== Data extract ==
------------------------------------------------------------------------

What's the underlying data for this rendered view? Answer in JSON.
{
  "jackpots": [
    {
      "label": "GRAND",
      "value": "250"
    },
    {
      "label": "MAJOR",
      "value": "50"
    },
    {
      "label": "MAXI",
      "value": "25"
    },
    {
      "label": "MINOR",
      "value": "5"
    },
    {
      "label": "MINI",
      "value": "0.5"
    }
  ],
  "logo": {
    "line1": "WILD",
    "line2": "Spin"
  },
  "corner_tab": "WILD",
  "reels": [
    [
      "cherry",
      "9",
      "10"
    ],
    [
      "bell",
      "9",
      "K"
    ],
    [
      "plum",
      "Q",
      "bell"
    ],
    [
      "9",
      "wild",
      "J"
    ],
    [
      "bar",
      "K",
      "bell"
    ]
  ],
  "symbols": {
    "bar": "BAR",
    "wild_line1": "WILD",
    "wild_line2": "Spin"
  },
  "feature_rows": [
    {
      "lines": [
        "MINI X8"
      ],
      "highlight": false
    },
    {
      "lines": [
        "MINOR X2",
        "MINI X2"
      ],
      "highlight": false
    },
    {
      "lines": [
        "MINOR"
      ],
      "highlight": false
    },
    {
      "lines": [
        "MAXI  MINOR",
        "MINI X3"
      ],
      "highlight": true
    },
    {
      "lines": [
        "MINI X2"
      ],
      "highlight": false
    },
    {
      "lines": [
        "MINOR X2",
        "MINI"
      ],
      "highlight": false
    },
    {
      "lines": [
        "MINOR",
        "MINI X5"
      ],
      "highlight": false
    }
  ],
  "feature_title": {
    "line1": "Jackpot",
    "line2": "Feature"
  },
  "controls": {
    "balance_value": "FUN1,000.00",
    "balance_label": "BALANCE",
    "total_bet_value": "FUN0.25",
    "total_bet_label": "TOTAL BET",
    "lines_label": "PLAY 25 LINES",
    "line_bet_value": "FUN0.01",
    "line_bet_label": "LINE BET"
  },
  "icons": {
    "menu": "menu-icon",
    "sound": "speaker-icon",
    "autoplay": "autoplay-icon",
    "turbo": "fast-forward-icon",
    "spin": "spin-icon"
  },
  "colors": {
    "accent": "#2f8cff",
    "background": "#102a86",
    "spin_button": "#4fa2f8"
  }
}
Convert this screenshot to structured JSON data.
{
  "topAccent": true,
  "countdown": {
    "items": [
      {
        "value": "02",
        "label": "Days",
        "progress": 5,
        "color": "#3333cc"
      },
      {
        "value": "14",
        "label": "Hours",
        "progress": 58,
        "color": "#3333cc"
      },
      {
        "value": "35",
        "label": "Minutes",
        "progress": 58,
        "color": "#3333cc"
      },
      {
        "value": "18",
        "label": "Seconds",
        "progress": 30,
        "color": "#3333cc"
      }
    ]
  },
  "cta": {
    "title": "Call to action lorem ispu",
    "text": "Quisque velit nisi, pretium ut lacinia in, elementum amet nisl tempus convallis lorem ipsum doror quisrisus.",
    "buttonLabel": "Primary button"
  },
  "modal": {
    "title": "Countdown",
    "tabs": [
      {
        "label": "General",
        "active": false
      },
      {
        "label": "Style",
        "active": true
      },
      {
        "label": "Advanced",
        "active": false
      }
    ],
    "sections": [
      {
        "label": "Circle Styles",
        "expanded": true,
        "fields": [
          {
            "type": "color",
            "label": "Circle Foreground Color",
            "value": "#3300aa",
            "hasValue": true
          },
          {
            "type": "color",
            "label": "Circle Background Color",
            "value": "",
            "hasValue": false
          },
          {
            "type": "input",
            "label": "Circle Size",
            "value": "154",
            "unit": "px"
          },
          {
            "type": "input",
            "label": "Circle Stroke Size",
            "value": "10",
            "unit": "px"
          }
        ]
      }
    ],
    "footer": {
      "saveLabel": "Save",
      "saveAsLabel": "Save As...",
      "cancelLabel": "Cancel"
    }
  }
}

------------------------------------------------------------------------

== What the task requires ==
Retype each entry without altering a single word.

== Output for this task ==
What's the underlying data for this rendered view? Answer in JSON.
{
  "jackpots": [
    {
      "label": "GRAND",
      "value": "250"
    },
    {
      "label": "MAJOR",
      "value": "50"
    },
    {
      "label": "MAXI",
      "value": "25"
    },
    {
      "label": "MINOR",
      "value": "5"
    },
    {
      "label": "MINI",
      "value": "0.5"
    }
  ],
  "logo": {
    "line1": "WILD",
    "line2": "Spin"
  },
  "corner_tab": "WILD",
  "reels": [
    [
      "cherry",
      "9",
      "10"
    ],
    [
      "bell",
      "9",
      "K"
    ],
    [
      "plum",
      "Q",
      "bell"
    ],
    [
      "9",
      "wild",
      "J"
    ],
    [
      "bar",
      "K",
      "bell"
    ]
  ],
  "symbols": {
    "bar": "BAR",
    "wild_line1": "WILD",
    "wild_line2": "Spin"
  },
  "feature_rows": [
    {
      "lines": [
        "MINI X8"
      ],
      "highlight": false
    },
    {
      "lines": [
        "MINOR X2",
        "MINI X2"
      ],
      "highlight": false
    },
    {
      "lines": [
        "MINOR"
      ],
      "highlight": false
    },
    {
      "lines": [
        "MAXI  MINOR",
        "MINI X3"
      ],
      "highlight": true
    },
    {
      "lines": [
        "MINI X2"
      ],
      "highlight": false
    },
    {
      "lines": [
        "MINOR X2",
        "MINI"
      ],
      "highlight": false
    },
    {
      "lines": [
        "MINOR",
        "MINI X5"
      ],
      "highlight": false
    }
  ],
  "feature_title": {
    "line1": "Jackpot",
    "line2": "Feature"
  },
  "controls": {
    "balance_value": "FUN1,000.00",
    "balance_label": "BALANCE",
    "total_bet_value": "FUN0.25",
    "total_bet_label": "TOTAL BET",
    "lines_label": "PLAY 25 LINES",
    "line_bet_value": "FUN0.01",
    "line_bet_label": "LINE BET"
  },
  "icons": {
    "menu": "menu-icon",
    "sound": "speaker-icon",
    "autoplay": "autoplay-icon",
    "turbo": "fast-forward-icon",
    "spin": "spin-icon"
  },
  "colors": {
    "accent": "#2f8cff",
    "background": "#102a86",
    "spin_button": "#4fa2f8"
  }
}
Convert this screenshot to structured JSON data.
{
  "topAccent": true,
  "countdown": {
    "items": [
      {
        "value": "02",
        "label": "Days",
        "progress": 5,
        "color": "#3333cc"
      },
      {
        "value": "14",
        "label": "Hours",
        "progress": 58,
        "color": "#3333cc"
      },
      {
        "value": "35",
        "label": "Minutes",
        "progress": 58,
        "color": "#3333cc"
      },
      {
        "value": "18",
        "label": "Seconds",
        "progress": 30,
        "color": "#3333cc"
      }
    ]
  },
  "cta": {
    "title": "Call to action lorem ispu",
    "text": "Quisque velit nisi, pretium ut lacinia in, elementum amet nisl tempus convallis lorem ipsum doror quisrisus.",
    "buttonLabel": "Primary button"
  },
  "modal": {
    "title": "Countdown",
    "tabs": [
      {
        "label": "General",
        "active": false
      },
      {
        "label": "Style",
        "active": true
      },
      {
        "label": "Advanced",
        "active": false
      }
    ],
    "sections": [
      {
        "label": "Circle Styles",
        "expanded": true,
        "fields": [
          {
            "type": "color",
            "label": "Circle Foreground Color",
            "value": "#3300aa",
            "hasValue": true
          },
          {
            "type": "color",
            "label": "Circle Background Color",
            "value": "",
            "hasValue": false
          },
          {
            "type": "input",
            "label": "Circle Size",
            "value": "154",
            "unit": "px"
          },
          {
            "type": "input",
            "label": "Circle Stroke Size",
            "value": "10",
            "unit": "px"
          }
        ]
      }
    ],
    "footer": {
      "saveLabel": "Save",
      "saveAsLabel": "Save As...",
      "cancelLabel": "Cancel"
    }
  }
}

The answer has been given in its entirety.